* **INSTRUCTIONS TO FOLLOW**: The response should be a precise copy of every entry.

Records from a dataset
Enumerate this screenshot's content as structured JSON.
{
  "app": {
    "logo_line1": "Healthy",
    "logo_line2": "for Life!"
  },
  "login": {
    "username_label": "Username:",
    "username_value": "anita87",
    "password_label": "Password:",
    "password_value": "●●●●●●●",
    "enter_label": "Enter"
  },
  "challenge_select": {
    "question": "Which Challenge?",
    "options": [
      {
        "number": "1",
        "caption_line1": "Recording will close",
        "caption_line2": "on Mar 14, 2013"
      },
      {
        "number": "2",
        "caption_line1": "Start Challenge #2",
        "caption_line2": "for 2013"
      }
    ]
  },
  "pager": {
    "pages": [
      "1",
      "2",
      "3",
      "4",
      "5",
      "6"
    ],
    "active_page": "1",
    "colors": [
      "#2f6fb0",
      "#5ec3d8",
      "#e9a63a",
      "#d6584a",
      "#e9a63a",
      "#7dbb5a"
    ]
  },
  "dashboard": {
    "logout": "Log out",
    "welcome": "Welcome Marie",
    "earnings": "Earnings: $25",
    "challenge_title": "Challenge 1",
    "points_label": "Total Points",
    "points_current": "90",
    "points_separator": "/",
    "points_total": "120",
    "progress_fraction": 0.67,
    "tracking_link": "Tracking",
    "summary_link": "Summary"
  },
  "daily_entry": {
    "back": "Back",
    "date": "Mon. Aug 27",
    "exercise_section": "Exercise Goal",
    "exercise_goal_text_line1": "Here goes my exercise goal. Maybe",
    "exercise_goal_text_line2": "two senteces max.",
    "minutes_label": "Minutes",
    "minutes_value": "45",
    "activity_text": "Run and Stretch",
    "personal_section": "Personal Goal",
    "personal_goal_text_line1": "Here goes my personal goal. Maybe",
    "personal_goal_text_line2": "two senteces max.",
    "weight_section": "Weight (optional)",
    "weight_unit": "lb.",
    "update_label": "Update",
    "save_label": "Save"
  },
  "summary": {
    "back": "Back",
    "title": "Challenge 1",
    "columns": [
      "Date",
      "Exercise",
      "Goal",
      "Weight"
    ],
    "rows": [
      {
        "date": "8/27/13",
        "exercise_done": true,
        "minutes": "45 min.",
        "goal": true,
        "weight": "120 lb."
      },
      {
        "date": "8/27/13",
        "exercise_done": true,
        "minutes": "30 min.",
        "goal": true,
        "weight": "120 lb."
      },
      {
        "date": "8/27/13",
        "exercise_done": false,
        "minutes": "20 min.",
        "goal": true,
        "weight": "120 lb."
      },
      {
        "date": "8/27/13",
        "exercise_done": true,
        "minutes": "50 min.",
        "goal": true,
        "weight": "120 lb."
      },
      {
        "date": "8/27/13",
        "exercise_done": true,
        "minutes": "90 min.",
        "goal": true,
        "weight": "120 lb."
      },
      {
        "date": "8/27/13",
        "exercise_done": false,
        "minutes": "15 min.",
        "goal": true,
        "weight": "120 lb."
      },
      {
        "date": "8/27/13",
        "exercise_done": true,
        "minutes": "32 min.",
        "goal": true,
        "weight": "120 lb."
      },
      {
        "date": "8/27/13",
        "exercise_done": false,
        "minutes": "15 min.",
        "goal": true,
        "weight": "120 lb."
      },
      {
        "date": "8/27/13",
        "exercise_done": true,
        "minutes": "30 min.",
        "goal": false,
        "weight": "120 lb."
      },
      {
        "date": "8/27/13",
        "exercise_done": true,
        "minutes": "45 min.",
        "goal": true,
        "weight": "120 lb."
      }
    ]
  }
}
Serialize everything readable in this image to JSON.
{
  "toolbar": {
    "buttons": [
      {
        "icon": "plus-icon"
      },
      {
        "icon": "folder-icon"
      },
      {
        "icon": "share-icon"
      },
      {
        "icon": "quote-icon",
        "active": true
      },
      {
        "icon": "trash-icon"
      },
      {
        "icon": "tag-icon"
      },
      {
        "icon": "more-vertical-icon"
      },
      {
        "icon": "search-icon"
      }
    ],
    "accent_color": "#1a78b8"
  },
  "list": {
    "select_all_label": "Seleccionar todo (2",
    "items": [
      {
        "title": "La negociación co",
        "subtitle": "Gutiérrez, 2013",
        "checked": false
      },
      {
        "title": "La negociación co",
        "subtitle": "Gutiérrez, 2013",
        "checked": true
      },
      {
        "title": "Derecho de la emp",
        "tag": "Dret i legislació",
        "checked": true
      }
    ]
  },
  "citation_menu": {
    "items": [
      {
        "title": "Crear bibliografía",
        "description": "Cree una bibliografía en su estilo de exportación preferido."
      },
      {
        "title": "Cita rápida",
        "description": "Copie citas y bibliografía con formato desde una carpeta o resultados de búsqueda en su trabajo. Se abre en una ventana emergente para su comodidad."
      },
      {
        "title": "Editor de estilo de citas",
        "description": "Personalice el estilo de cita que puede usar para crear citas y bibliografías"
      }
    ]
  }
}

* **REPLY TO THE EXERCISE**:
Enumerate this screenshot's content as structured JSON.
{
  "app": {
    "logo_line1": "Healthy",
    "logo_line2": "for Life!"
  },
  "login": {
    "username_label": "Username:",
    "username_value": "anita87",
    "password_label": "Password:",
    "password_value": "●●●●●●●",
    "enter_label": "Enter"
  },
  "challenge_select": {
    "question": "Which Challenge?",
    "options": [
      {
        "number": "1",
        "caption_line1": "Recording will close",
        "caption_line2": "on Mar 14, 2013"
      },
      {
        "number": "2",
        "caption_line1": "Start Challenge #2",
        "caption_line2": "for 2013"
      }
    ]
  },
  "pager": {
    "pages": [
      "1",
      "2",
      "3",
      "4",
      "5",
      "6"
    ],
    "active_page": "1",
    "colors": [
      "#2f6fb0",
      "#5ec3d8",
      "#e9a63a",
      "#d6584a",
      "#e9a63a",
      "#7dbb5a"
    ]
  },
  "dashboard": {
    "logout": "Log out",
    "welcome": "Welcome Marie",
    "earnings": "Earnings: $25",
    "challenge_title": "Challenge 1",
    "points_label": "Total Points",
    "points_current": "90",
    "points_separator": "/",
    "points_total": "120",
    "progress_fraction": 0.67,
    "tracking_link": "Tracking",
    "summary_link": "Summary"
  },
  "daily_entry": {
    "back": "Back",
    "date": "Mon. Aug 27",
    "exercise_section": "Exercise Goal",
    "exercise_goal_text_line1": "Here goes my exercise goal. Maybe",
    "exercise_goal_text_line2": "two senteces max.",
    "minutes_label": "Minutes",
    "minutes_value": "45",
    "activity_text": "Run and Stretch",
    "personal_section": "Personal Goal",
    "personal_goal_text_line1": "Here goes my personal goal. Maybe",
    "personal_goal_text_line2": "two senteces max.",
    "weight_section": "Weight (optional)",
    "weight_unit": "lb.",
    "update_label": "Update",
    "save_label": "Save"
  },
  "summary": {
    "back": "Back",
    "title": "Challenge 1",
    "columns": [
      "Date",
      "Exercise",
      "Goal",
      "Weight"
    ],
    "rows": [
      {
        "date": "8/27/13",
        "exercise_done": true,
        "minutes": "45 min.",
        "goal": true,
        "weight": "120 lb."
      },
      {
        "date": "8/27/13",
        "exercise_done": true,
        "minutes": "30 min.",
        "goal": true,
        "weight": "120 lb."
      },
      {
        "date": "8/27/13",
        "exercise_done": false,
        "minutes": "20 min.",
        "goal": true,
        "weight": "120 lb."
      },
      {
        "date": "8/27/13",
        "exercise_done": true,
        "minutes": "50 min.",
        "goal": true,
        "weight": "120 lb."
      },
      {
        "date": "8/27/13",
        "exercise_done": true,
        "minutes": "90 min.",
        "goal": true,
        "weight": "120 lb."
      },
      {
        "date": "8/27/13",
        "exercise_done": false,
        "minutes": "15 min.",
        "goal": true,
        "weight": "120 lb."
      },
      {
        "date": "8/27/13",
        "exercise_done": true,
        "minutes": "32 min.",
        "goal": true,
        "weight": "120 lb."
      },
      {
        "date": "8/27/13",
        "exercise_done": false,
        "minutes": "15 min.",
        "goal": true,
        "weight": "120 lb."
      },
      {
        "date": "8/27/13",
        "exercise_done": true,
        "minutes": "30 min.",
        "goal": false,
        "weight": "120 lb."
      },
      {
        "date": "8/27/13",
        "exercise_done": true,
        "minutes": "45 min.",
        "goal": true,
        "weight": "120 lb."
      }
    ]
  }
}
Serialize everything readable in this image to JSON.
{
  "toolbar": {
    "buttons": [
      {
        "icon": "plus-icon"
      },
      {
        "icon": "folder-icon"
      },
      {
        "icon": "share-icon"
      },
      {
        "icon": "quote-icon",
        "active": true
      },
      {
        "icon": "trash-icon"
      },
      {
        "icon": "tag-icon"
      },
      {
        "icon": "more-vertical-icon"
      },
      {
        "icon": "search-icon"
      }
    ],
    "accent_color": "#1a78b8"
  },
  "list": {
    "select_all_label": "Seleccionar todo (2",
    "items": [
      {
        "title": "La negociación co",
        "subtitle": "Gutiérrez, 2013",
        "checked": false
      },
      {
        "title": "La negociación co",
        "subtitle": "Gutiérrez, 2013",
        "checked": true
      },
      {
        "title": "Derecho de la emp",
        "tag": "Dret i legislació",
        "checked": true
      }
    ]
  },
  "citation_menu": {
    "items": [
      {
        "title": "Crear bibliografía",
        "description": "Cree una bibliografía en su estilo de exportación preferido."
      },
      {
        "title": "Cita rápida",
        "description": "Copie citas y bibliografía con formato desde una carpeta o resultados de búsqueda en su trabajo. Se abre en una ventana emergente para su comodidad."
      },
      {
        "title": "Editor de estilo de citas",
        "description": "Personalice el estilo de cita que puede usar para crear citas y bibliografías"
      }
    ]
  }
}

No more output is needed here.